ICT has the potential to truly transform the institutions that govern and provide social services. Its role in the public sector can, according to Le Dantec and Edwards (2010), be conceived as that of a boundary object, or perhaps more clearly as a bridge between citizens, government and public/private institutions that act on the behalf of both. Existing literature does suggest that while substantial benefits can be gained from Information Technology (IT), according to Kanungo and Jain (2011), the projects themselves often incur additional expenditures and delays. What frustrates deployment even further is that many systems either don’t deliver on the requirements or expectations, or end up too complex for operational pieces. The implications of this is that a proper roadmap for implementation and an in-depth understanding of these obstacles is needed in order to ensure that ICT implementations are able to deliver effectiveness, efficiency and responsiveness for government. This study evaluates the KZN Department of Education in terms of its e-Readiness levels with regard to the implementation of its IT Strategy, and further identifies challenges in implementing this strategy. Recommendations arising out of this study are then presented. The Technology Acceptance Model was utilised in order to evaluate the usage of ICT by staff in the Department.

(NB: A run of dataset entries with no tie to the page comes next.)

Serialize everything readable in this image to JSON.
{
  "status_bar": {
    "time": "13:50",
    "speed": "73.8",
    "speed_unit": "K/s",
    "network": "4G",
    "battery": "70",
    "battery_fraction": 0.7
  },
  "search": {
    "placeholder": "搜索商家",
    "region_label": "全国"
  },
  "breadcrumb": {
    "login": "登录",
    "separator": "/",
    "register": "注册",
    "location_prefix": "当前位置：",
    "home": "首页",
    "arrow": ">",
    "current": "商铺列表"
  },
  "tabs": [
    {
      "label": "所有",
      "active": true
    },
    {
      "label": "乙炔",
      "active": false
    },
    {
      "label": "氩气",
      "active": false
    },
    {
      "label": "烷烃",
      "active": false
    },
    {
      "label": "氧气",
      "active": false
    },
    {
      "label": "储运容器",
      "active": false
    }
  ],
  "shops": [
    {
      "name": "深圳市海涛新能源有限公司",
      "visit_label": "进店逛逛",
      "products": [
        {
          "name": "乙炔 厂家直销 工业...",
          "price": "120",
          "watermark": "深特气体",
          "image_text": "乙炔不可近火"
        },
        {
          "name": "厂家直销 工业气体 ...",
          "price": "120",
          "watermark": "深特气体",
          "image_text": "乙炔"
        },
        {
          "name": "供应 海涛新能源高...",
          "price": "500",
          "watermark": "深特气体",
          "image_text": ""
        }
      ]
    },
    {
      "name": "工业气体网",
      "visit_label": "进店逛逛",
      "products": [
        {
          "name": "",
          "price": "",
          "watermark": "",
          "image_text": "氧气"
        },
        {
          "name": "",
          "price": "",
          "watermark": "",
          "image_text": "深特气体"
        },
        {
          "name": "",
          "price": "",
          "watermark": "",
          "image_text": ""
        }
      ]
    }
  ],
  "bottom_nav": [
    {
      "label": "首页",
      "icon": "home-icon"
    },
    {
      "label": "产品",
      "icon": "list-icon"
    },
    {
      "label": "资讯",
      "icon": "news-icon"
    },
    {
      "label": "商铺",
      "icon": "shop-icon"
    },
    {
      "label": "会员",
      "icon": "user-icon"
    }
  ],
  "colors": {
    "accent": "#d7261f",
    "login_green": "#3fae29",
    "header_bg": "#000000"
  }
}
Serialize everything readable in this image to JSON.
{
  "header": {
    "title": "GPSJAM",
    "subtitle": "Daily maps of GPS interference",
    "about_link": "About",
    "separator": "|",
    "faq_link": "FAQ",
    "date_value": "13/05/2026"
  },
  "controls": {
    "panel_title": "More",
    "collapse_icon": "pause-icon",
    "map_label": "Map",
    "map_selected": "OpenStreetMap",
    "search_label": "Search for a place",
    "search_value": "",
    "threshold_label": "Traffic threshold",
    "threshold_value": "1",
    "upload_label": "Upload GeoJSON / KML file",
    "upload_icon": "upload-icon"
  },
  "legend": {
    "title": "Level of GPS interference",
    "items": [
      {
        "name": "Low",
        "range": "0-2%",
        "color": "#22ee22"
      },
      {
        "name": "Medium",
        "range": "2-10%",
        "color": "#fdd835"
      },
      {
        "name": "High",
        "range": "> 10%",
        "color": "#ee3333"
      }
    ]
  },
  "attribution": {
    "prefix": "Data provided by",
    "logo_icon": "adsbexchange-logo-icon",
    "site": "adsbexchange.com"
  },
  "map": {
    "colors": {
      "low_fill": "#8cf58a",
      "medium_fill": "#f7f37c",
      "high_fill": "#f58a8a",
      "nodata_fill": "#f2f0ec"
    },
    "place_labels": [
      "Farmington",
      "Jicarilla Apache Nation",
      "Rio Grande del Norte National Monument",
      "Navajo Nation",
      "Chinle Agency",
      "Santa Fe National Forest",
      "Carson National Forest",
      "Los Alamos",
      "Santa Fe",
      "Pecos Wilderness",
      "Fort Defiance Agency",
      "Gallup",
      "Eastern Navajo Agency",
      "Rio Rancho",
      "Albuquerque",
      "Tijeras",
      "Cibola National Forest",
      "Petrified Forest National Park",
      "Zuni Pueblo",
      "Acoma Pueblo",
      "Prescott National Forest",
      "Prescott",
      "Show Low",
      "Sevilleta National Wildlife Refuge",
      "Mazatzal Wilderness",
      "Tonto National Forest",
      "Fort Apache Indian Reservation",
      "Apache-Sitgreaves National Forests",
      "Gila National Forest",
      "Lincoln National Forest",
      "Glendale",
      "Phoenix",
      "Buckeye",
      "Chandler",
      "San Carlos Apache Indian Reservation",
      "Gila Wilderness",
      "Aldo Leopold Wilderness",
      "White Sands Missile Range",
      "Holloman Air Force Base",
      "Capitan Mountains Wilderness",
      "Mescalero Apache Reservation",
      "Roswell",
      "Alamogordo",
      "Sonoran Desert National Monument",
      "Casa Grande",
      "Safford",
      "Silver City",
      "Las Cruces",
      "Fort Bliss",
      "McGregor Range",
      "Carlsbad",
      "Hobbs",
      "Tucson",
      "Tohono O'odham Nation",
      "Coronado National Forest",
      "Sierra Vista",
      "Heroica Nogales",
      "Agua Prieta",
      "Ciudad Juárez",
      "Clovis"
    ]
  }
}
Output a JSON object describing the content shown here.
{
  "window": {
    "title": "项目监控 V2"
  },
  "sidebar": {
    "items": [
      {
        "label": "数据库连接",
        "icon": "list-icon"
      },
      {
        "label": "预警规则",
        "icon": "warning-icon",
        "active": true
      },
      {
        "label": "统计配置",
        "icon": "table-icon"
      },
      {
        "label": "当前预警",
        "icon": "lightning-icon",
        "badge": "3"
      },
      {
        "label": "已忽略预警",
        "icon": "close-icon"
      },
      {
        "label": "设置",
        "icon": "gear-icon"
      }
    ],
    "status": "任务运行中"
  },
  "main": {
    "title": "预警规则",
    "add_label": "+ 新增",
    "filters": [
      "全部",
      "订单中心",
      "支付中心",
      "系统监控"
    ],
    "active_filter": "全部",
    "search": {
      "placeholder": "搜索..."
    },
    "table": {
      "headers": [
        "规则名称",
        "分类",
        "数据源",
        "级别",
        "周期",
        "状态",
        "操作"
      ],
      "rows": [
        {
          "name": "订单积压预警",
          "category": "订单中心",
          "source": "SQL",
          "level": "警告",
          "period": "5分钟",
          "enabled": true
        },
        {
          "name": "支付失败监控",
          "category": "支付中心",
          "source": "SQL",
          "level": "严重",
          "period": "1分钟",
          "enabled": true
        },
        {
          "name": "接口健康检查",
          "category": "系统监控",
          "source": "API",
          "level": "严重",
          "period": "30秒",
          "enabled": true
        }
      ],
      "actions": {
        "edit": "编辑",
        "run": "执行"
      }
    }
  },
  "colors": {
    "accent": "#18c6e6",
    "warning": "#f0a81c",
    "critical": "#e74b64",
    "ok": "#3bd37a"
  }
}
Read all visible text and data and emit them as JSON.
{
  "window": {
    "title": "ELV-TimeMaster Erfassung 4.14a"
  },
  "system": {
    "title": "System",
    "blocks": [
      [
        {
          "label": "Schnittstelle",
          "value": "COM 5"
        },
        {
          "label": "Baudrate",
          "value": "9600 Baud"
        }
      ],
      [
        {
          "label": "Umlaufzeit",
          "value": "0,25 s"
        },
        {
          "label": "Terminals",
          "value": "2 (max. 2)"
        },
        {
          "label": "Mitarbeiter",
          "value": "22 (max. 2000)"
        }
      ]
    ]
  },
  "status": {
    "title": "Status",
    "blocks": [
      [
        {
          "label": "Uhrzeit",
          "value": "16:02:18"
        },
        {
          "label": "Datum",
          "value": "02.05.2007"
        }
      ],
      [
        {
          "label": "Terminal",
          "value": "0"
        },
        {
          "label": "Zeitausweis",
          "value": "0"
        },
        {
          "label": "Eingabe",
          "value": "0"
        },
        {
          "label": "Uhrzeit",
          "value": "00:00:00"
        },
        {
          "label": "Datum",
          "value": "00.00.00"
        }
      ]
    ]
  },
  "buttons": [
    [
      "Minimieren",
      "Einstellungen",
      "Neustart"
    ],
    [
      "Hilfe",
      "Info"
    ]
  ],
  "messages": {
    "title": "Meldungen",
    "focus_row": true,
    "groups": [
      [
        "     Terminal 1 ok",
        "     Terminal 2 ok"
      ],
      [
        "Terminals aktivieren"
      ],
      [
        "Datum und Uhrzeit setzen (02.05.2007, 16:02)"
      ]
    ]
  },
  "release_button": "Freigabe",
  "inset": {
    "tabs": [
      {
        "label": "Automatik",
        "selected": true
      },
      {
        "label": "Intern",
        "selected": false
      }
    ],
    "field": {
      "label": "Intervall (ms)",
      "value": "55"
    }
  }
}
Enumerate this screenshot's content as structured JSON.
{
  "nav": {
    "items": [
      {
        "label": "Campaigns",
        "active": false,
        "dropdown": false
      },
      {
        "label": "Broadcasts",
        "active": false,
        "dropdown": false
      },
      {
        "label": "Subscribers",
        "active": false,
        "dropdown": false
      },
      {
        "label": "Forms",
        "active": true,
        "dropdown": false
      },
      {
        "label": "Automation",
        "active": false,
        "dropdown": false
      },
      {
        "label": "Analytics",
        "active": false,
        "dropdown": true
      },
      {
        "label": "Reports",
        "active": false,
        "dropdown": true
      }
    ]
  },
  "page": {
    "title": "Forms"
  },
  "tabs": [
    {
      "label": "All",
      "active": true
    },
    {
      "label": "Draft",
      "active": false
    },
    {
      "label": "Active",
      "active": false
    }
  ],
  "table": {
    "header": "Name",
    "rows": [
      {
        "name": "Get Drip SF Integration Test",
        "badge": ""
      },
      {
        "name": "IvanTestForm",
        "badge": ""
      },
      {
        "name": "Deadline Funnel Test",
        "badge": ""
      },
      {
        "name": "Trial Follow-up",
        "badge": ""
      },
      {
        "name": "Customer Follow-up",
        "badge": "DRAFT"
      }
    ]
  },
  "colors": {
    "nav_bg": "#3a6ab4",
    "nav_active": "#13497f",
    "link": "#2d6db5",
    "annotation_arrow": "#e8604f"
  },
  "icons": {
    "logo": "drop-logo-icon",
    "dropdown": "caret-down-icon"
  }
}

Additionally, the e-Readiness Assessment Framework, as developed by Yesser (2007) for self-assessment in the Saudi e-Government rollout plan, was used to evaluate the Department’s e- Readiness level. Challenges in terms of Human Resources, Finance, Governance, and Infrastructure were identified through interviews with key officials in Human Resources, Finance, Information Technology (IT) Services, Information Communication Technology and Maths Science Technology (ICT & MST), and Education Management Information Systems (EMIS). Questionnaires were also circulated to the primary system users in HR and Finance. The study found that the IT Strategy does align well with the Department’s strategy, and in terms of technical interdependencies between the initiatives. It also revealed however, that finance constraints may not be the primary inhibiting factor to ICT implementation, despite the limited budget availability. Rather it recommends that issues around the governance structures for ICT in the Department and HR issues in the form of insufficient staffing and unskilled staff are the priority issues to be addressed prior to attempting any implementation of complex system development.